Patch asked and you answered -- and how!
Earlier this month, a reader sent in the following query along with the photo: My mom (and her sisters and mother) were very active in Girl Scouts in the Oranges in the 1920s. Mom's maiden name was Irene Tonks. Mom and her sister - Betty Tonks - were Golden Eaglets," writes a reader. "I now own a very good quality 8 x 10 photograph of a US flag being formally raised on a flag pole. The following is written on the back of the photo: 'October 26, 1923. First flag raising at Camp Natalie Kip.' Can you tell me more about this setting and event? Thanks!
He also notes that, "There is also something else on the back of the photo: a large, black ink rubber stamp 'impression' that reads 'From Drew, Bynum, Peters Photography.
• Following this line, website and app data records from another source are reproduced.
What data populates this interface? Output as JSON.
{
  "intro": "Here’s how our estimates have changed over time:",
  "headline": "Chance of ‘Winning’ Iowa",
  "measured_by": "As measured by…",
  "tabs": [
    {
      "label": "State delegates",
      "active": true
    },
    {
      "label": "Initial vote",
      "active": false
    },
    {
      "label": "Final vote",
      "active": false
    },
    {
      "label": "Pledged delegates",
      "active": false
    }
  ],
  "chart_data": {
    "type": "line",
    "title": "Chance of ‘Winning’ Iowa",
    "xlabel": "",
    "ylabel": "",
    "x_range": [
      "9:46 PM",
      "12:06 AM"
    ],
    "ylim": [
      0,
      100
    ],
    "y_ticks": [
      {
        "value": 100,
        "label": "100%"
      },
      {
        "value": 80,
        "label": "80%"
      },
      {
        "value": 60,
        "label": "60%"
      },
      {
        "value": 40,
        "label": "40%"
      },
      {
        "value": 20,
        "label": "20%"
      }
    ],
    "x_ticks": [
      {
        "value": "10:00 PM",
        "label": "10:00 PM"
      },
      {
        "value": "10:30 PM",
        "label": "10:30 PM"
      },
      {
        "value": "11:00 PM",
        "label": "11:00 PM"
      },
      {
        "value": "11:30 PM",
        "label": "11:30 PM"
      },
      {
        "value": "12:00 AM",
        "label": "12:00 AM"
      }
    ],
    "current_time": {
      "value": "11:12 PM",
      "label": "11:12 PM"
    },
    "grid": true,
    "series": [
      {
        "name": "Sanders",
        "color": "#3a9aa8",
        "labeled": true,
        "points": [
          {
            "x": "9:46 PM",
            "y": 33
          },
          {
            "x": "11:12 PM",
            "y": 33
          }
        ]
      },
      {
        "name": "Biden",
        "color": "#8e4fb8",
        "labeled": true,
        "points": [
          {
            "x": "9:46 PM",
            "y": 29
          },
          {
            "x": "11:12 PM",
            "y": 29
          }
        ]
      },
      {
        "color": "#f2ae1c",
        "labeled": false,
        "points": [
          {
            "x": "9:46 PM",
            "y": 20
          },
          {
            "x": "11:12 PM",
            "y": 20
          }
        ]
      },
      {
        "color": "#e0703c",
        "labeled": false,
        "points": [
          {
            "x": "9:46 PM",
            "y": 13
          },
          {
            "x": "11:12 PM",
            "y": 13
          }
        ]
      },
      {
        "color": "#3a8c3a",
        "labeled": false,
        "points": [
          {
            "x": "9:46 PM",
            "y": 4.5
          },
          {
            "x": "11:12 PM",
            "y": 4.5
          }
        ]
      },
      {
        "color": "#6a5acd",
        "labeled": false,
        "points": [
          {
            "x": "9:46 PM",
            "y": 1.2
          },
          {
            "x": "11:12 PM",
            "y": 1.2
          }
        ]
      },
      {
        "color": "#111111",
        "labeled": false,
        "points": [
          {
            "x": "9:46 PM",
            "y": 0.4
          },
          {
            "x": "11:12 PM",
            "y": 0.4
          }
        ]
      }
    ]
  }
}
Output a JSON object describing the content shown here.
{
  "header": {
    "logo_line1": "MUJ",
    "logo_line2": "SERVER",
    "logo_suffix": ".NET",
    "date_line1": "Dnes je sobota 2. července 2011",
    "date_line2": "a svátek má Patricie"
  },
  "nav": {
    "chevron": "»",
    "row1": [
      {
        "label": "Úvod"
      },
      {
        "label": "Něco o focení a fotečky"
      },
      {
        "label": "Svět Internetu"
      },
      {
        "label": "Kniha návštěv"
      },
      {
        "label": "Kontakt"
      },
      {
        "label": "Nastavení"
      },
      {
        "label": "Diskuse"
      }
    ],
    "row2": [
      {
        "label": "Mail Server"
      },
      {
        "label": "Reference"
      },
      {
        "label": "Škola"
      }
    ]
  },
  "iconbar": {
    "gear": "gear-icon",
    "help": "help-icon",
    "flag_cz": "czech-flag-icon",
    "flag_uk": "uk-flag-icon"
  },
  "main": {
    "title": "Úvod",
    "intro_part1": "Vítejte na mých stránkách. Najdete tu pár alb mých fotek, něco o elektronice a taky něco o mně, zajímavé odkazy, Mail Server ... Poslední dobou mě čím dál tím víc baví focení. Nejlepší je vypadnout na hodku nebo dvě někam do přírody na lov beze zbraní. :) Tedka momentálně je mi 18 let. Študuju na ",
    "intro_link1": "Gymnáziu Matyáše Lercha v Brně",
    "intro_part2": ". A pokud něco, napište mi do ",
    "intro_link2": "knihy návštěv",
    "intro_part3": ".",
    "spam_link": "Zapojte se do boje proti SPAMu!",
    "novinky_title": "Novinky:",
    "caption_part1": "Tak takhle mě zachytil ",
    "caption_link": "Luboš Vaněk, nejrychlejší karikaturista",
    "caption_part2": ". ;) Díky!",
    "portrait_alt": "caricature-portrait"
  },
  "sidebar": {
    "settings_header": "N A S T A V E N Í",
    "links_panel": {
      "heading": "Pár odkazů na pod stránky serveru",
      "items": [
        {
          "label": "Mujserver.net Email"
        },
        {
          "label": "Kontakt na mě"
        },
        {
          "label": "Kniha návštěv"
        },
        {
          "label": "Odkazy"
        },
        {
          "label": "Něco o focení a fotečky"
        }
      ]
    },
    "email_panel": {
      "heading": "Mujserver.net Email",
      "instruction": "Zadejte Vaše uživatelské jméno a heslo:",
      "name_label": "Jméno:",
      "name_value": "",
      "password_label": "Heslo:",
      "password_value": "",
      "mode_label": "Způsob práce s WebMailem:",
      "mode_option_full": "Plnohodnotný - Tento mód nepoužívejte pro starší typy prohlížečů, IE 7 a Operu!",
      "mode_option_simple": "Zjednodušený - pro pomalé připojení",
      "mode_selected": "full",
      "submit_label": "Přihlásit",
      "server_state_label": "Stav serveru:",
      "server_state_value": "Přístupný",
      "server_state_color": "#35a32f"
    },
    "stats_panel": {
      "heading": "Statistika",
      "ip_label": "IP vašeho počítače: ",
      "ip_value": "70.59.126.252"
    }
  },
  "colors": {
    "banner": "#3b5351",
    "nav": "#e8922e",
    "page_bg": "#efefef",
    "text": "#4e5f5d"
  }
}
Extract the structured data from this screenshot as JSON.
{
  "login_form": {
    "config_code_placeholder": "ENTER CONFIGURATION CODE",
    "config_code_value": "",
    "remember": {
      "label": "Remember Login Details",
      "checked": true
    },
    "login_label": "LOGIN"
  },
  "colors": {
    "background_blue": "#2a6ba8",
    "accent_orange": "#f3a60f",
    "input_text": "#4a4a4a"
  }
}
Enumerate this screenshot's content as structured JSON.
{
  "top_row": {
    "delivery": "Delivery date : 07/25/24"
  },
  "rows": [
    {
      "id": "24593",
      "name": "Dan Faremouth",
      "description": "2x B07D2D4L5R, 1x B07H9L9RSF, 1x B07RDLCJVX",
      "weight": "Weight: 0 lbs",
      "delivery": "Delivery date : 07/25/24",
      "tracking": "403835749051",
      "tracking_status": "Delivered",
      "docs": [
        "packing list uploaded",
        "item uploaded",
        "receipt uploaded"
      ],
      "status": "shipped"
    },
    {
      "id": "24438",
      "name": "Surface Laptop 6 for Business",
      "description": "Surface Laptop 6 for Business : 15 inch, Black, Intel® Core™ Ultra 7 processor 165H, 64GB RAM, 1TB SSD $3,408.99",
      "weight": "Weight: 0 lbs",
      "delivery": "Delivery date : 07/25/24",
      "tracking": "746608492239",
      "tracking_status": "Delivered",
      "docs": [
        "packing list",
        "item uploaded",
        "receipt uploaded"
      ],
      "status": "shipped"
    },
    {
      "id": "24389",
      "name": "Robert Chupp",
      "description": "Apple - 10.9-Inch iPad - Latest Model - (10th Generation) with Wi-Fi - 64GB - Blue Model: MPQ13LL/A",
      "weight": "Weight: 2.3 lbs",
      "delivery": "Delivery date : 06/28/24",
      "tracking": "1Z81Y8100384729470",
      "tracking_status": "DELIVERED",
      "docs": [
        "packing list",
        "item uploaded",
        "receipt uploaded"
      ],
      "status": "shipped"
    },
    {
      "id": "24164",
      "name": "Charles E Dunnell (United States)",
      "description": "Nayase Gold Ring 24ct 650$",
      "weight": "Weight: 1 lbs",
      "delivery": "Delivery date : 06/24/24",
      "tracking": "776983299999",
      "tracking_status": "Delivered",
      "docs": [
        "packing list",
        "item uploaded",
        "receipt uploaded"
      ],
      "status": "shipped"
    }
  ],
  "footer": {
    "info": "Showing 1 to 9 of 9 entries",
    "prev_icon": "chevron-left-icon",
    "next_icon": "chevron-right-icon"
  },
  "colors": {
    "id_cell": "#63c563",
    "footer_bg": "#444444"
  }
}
New Jersey News Service.' This leads me to speculate that this event was a big deal and that perhaps there would even have been an article about the event in the local newspapers the next day (October 27, 1923) or very soon thereafter."
A little research reminded us that the Girl Scouts were founded in 1912, and local troops organized the following year, making it likely this was an anniversary event. In addition, Natalie Kip of South Orange's Kip family died in 1911 after falling from a horse in the Reservation.
Reader Carole Mackenzie told us that, "The Girl Scouts Heart of New Jersey council runs the Girl Scout OVAL camp in the South Mountain Reservation. Before becoming the Heart of NJ coucil, they were Greater Essex and Hudson Counties council, before that Greater Essex Council and before that were individual town councils. Natalie Kip is one cabin located at the OVAL camp. There are 8 other cabins that were built by other communities (Newark, Nutley, ...) within Essex County. One cabin, Stoney Brook ,burned down several years ago. The WySoMiSh cabin was built by the Girl Scouts from Wyoming, South Orange, Millburn and Short Hills (hence the name). The current council may be contacted through the website www.gshnj.org
For a look at the past, Lynne Ranieri, curator of the Millburn-Short Hills Historical Society Museum, gave us a valuable connection, an article in The Newark Sunday Call -- illustrated by the very same photo taken by Drew B. Peters.
The event was, in fact, the dedication of Camp Natalie Kip at the Oval in South Mountain Reservation. Her mother, Mrs. Mefford Runyon (previously Katherine Kip) presented the camp to the Girl Scouts of the Oranges and Maplewood. (Editor's note: There is now a Natalie Kip cabin, but the article mentions both the camp and a cabin. We're still working on the details.)
Mrs. Mefford also helped distribute medals, including the Golden Eaglet, then the highest award available. The award presentation was followed by folk dancing and a rally.
Thank you to so many readers who share their expertise with Patch, especially when it comes to solving local history mysteries. If you have a question or puzzling photo/artifact, send it in! We'll try to answer your questions!
Another local history mystery is here.